(Material for the task Opens)

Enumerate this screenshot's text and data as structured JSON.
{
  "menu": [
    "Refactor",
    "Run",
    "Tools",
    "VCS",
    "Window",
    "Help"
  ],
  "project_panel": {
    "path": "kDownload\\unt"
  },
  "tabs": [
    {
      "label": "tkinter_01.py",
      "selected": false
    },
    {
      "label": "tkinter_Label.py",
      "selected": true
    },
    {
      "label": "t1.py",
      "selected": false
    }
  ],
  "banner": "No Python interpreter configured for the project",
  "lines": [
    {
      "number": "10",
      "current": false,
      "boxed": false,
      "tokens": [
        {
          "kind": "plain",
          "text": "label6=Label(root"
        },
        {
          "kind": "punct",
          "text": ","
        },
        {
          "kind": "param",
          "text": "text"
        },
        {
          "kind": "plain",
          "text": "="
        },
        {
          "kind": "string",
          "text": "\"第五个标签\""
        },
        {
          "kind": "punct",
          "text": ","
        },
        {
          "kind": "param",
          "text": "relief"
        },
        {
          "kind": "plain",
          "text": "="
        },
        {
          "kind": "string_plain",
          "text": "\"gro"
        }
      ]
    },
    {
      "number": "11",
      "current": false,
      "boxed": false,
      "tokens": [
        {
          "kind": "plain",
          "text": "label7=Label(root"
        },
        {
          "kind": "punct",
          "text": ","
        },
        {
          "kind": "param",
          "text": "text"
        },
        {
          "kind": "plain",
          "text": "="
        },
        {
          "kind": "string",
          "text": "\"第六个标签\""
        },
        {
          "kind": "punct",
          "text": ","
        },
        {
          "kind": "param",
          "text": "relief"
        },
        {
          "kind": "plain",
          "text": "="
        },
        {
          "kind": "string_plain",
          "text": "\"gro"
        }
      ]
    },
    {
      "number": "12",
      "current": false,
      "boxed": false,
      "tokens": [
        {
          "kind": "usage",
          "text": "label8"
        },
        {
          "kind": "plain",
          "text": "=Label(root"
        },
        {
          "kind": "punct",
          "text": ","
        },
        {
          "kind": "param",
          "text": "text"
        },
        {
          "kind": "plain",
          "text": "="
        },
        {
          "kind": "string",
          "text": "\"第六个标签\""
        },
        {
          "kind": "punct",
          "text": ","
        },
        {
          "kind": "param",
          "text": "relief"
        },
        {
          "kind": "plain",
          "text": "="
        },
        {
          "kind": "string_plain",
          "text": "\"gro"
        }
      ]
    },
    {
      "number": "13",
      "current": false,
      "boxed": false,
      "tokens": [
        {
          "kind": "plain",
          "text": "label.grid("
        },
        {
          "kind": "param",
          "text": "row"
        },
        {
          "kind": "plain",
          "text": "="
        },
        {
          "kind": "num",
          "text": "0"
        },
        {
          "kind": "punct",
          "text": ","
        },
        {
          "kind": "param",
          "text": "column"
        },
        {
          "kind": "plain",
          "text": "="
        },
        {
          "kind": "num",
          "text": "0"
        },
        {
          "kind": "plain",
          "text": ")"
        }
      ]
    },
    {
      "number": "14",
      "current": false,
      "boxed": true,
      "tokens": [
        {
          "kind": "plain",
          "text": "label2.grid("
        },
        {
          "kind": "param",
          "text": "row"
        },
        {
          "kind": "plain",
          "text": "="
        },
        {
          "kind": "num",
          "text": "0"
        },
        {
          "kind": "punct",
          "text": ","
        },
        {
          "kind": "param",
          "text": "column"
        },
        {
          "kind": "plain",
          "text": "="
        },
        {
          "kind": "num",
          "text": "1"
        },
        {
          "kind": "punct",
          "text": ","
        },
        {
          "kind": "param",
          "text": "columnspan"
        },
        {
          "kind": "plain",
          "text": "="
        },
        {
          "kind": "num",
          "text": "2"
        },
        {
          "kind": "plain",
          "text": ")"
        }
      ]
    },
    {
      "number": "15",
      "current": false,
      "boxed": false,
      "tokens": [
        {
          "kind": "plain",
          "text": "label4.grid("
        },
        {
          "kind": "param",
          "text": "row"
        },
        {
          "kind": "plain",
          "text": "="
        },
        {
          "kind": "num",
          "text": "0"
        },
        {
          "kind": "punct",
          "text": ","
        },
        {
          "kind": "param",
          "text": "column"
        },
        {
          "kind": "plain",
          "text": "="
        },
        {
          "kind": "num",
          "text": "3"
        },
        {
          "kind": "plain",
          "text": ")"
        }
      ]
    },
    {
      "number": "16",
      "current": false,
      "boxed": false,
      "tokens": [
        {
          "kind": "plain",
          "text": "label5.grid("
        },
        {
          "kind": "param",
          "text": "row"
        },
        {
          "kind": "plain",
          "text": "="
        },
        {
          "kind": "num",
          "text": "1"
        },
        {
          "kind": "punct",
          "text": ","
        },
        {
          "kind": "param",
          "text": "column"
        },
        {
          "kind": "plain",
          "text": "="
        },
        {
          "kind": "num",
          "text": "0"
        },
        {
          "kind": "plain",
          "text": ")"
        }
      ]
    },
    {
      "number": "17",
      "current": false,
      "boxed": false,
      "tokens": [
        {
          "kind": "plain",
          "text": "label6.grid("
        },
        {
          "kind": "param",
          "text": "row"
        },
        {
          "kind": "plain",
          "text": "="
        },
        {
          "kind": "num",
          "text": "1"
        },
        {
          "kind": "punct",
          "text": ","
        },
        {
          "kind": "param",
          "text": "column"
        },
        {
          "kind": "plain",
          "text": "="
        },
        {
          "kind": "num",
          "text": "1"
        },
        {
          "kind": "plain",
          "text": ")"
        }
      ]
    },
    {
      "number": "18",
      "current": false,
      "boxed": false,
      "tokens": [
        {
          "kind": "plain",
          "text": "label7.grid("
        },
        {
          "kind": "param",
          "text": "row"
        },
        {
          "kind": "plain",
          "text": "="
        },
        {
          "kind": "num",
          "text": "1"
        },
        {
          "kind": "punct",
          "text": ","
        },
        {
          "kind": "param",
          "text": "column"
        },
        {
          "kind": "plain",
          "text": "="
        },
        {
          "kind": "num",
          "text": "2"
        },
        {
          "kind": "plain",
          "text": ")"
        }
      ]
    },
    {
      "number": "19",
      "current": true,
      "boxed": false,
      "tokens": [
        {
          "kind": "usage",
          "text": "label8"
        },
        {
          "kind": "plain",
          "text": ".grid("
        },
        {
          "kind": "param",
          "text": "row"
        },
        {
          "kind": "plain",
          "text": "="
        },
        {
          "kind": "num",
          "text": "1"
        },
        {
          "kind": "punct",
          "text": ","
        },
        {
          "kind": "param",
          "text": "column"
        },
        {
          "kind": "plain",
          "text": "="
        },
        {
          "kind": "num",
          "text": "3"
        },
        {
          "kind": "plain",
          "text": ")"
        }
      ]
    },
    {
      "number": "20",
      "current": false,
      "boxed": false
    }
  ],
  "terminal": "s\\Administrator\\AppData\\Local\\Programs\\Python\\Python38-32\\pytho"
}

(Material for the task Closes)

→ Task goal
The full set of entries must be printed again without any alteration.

→ Result for this task
Enumerate this screenshot's text and data as structured JSON.
{
  "menu": [
    "Refactor",
    "Run",
    "Tools",
    "VCS",
    "Window",
    "Help"
  ],
  "project_panel": {
    "path": "kDownload\\unt"
  },
  "tabs": [
    {
      "label": "tkinter_01.py",
      "selected": false
    },
    {
      "label": "tkinter_Label.py",
      "selected": true
    },
    {
      "label": "t1.py",
      "selected": false
    }
  ],
  "banner": "No Python interpreter configured for the project",
  "lines": [
    {
      "number": "10",
      "current": false,
      "boxed": false,
      "tokens": [
        {
          "kind": "plain",
          "text": "label6=Label(root"
        },
        {
          "kind": "punct",
          "text": ","
        },
        {
          "kind": "param",
          "text": "text"
        },
        {
          "kind": "plain",
          "text": "="
        },
        {
          "kind": "string",
          "text": "\"第五个标签\""
        },
        {
          "kind": "punct",
          "text": ","
        },
        {
          "kind": "param",
          "text": "relief"
        },
        {
          "kind": "plain",
          "text": "="
        },
        {
          "kind": "string_plain",
          "text": "\"gro"
        }
      ]
    },
    {
      "number": "11",
      "current": false,
      "boxed": false,
      "tokens": [
        {
          "kind": "plain",
          "text": "label7=Label(root"
        },
        {
          "kind": "punct",
          "text": ","
        },
        {
          "kind": "param",
          "text": "text"
        },
        {
          "kind": "plain",
          "text": "="
        },
        {
          "kind": "string",
          "text": "\"第六个标签\""
        },
        {
          "kind": "punct",
          "text": ","
        },
        {
          "kind": "param",
          "text": "relief"
        },
        {
          "kind": "plain",
          "text": "="
        },
        {
          "kind": "string_plain",
          "text": "\"gro"
        }
      ]
    },
    {
      "number": "12",
      "current": false,
      "boxed": false,
      "tokens": [
        {
          "kind": "usage",
          "text": "label8"
        },
        {
          "kind": "plain",
          "text": "=Label(root"
        },
        {
          "kind": "punct",
          "text": ","
        },
        {
          "kind": "param",
          "text": "text"
        },
        {
          "kind": "plain",
          "text": "="
        },
        {
          "kind": "string",
          "text": "\"第六个标签\""
        },
        {
          "kind": "punct",
          "text": ","
        },
        {
          "kind": "param",
          "text": "relief"
        },
        {
          "kind": "plain",
          "text": "="
        },
        {
          "kind": "string_plain",
          "text": "\"gro"
        }
      ]
    },
    {
      "number": "13",
      "current": false,
      "boxed": false,
      "tokens": [
        {
          "kind": "plain",
          "text": "label.grid("
        },
        {
          "kind": "param",
          "text": "row"
        },
        {
          "kind": "plain",
          "text": "="
        },
        {
          "kind": "num",
          "text": "0"
        },
        {
          "kind": "punct",
          "text": ","
        },
        {
          "kind": "param",
          "text": "column"
        },
        {
          "kind": "plain",
          "text": "="
        },
        {
          "kind": "num",
          "text": "0"
        },
        {
          "kind": "plain",
          "text": ")"
        }
      ]
    },
    {
      "number": "14",
      "current": false,
      "boxed": true,
      "tokens": [
        {
          "kind": "plain",
          "text": "label2.grid("
        },
        {
          "kind": "param",
          "text": "row"
        },
        {
          "kind": "plain",
          "text": "="
        },
        {
          "kind": "num",
          "text": "0"
        },
        {
          "kind": "punct",
          "text": ","
        },
        {
          "kind": "param",
          "text": "column"
        },
        {
          "kind": "plain",
          "text": "="
        },
        {
          "kind": "num",
          "text": "1"
        },
        {
          "kind": "punct",
          "text": ","
        },
        {
          "kind": "param",
          "text": "columnspan"
        },
        {
          "kind": "plain",
          "text": "="
        },
        {
          "kind": "num",
          "text": "2"
        },
        {
          "kind": "plain",
          "text": ")"
        }
      ]
    },
    {
      "number": "15",
      "current": false,
      "boxed": false,
      "tokens": [
        {
          "kind": "plain",
          "text": "label4.grid("
        },
        {
          "kind": "param",
          "text": "row"
        },
        {
          "kind": "plain",
          "text": "="
        },
        {
          "kind": "num",
          "text": "0"
        },
        {
          "kind": "punct",
          "text": ","
        },
        {
          "kind": "param",
          "text": "column"
        },
        {
          "kind": "plain",
          "text": "="
        },
        {
          "kind": "num",
          "text": "3"
        },
        {
          "kind": "plain",
          "text": ")"
        }
      ]
    },
    {
      "number": "16",
      "current": false,
      "boxed": false,
      "tokens": [
        {
          "kind": "plain",
          "text": "label5.grid("
        },
        {
          "kind": "param",
          "text": "row"
        },
        {
          "kind": "plain",
          "text": "="
        },
        {
          "kind": "num",
          "text": "1"
        },
        {
          "kind": "punct",
          "text": ","
        },
        {
          "kind": "param",
          "text": "column"
        },
        {
          "kind": "plain",
          "text": "="
        },
        {
          "kind": "num",
          "text": "0"
        },
        {
          "kind": "plain",
          "text": ")"
        }
      ]
    },
    {
      "number": "17",
      "current": false,
      "boxed": false,
      "tokens": [
        {
          "kind": "plain",
          "text": "label6.grid("
        },
        {
          "kind": "param",
          "text": "row"
        },
        {
          "kind": "plain",
          "text": "="
        },
        {
          "kind": "num",
          "text": "1"
        },
        {
          "kind": "punct",
          "text": ","
        },
        {
          "kind": "param",
          "text": "column"
        },
        {
          "kind": "plain",
          "text": "="
        },
        {
          "kind": "num",
          "text": "1"
        },
        {
          "kind": "plain",
          "text": ")"
        }
      ]
    },
    {
      "number": "18",
      "current": false,
      "boxed": false,
      "tokens": [
        {
          "kind": "plain",
          "text": "label7.grid("
        },
        {
          "kind": "param",
          "text": "row"
        },
        {
          "kind": "plain",
          "text": "="
        },
        {
          "kind": "num",
          "text": "1"
        },
        {
          "kind": "punct",
          "text": ","
        },
        {
          "kind": "param",
          "text": "column"
        },
        {
          "kind": "plain",
          "text": "="
        },
        {
          "kind": "num",
          "text": "2"
        },
        {
          "kind": "plain",
          "text": ")"
        }
      ]
    },
    {
      "number": "19",
      "current": true,
      "boxed": false,
      "tokens": [
        {
          "kind": "usage",
          "text": "label8"
        },
        {
          "kind": "plain",
          "text": ".grid("
        },
        {
          "kind": "param",
          "text": "row"
        },
        {
          "kind": "plain",
          "text": "="
        },
        {
          "kind": "num",
          "text": "1"
        },
        {
          "kind": "punct",
          "text": ","
        },
        {
          "kind": "param",
          "text": "column"
        },
        {
          "kind": "plain",
          "text": "="
        },
        {
          "kind": "num",
          "text": "3"
        },
        {
          "kind": "plain",
          "text": ")"
        }
      ]
    },
    {
      "number": "20",
      "current": false,
      "boxed": false
    }
  ],
  "terminal": "s\\Administrator\\AppData\\Local\\Programs\\Python\\Python38-32\\pytho"
}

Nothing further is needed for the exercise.